> _EXERCISE DETAILS_: Across the entries that follow, count each line holding "thumbs" and state the total alone.
BEGIN INPUT FOR THIS TASK
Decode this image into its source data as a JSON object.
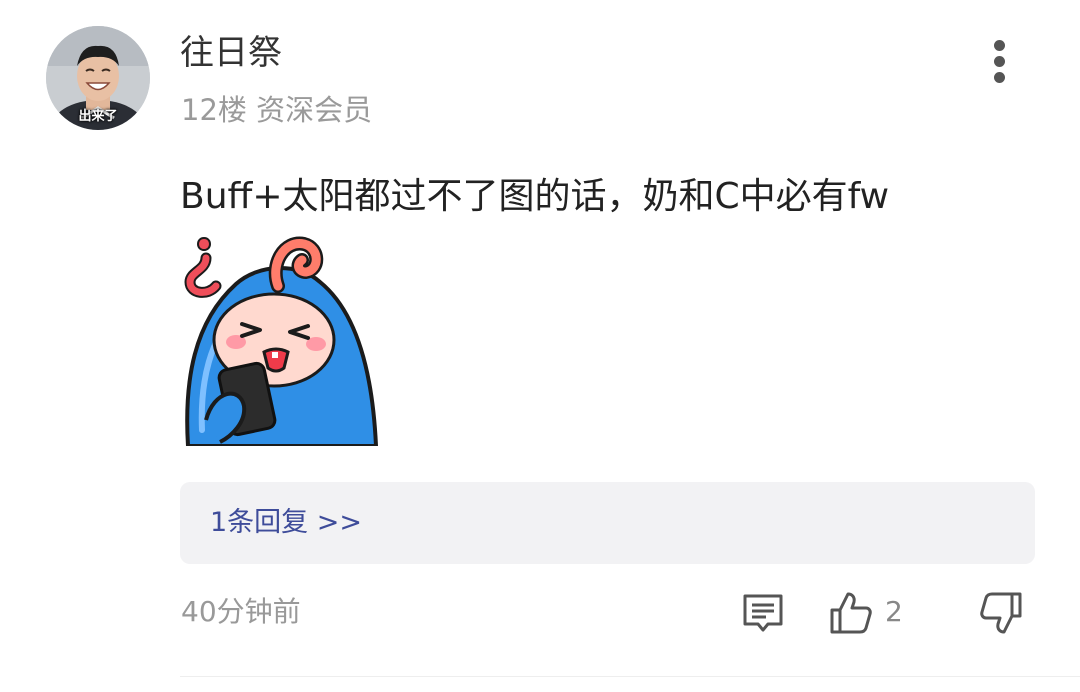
{
  "comment": {
    "avatar_caption": "出来了",
    "username": "往日祭",
    "floor_and_rank": "12楼 资深会员",
    "text": "Buff+太阳都过不了图的话，奶和C中必有fw",
    "sticker_icon": "confused-blue-mascot-phone",
    "reply_link": "1条回复 >>",
    "timestamp": "40分钟前",
    "like_count": "2",
    "icons": {
      "more": "vertical-dots-icon",
      "comment": "comment-icon",
      "like": "thumbs-up-icon",
      "dislike": "thumbs-down-icon"
    },
    "colors": {
      "reply_link": "#3e4c9a",
      "meta_gray": "#9a9a9a",
      "reply_background": "#f2f2f4"
    }
  }
}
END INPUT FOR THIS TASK
> _YOUR RESPONSE_: 2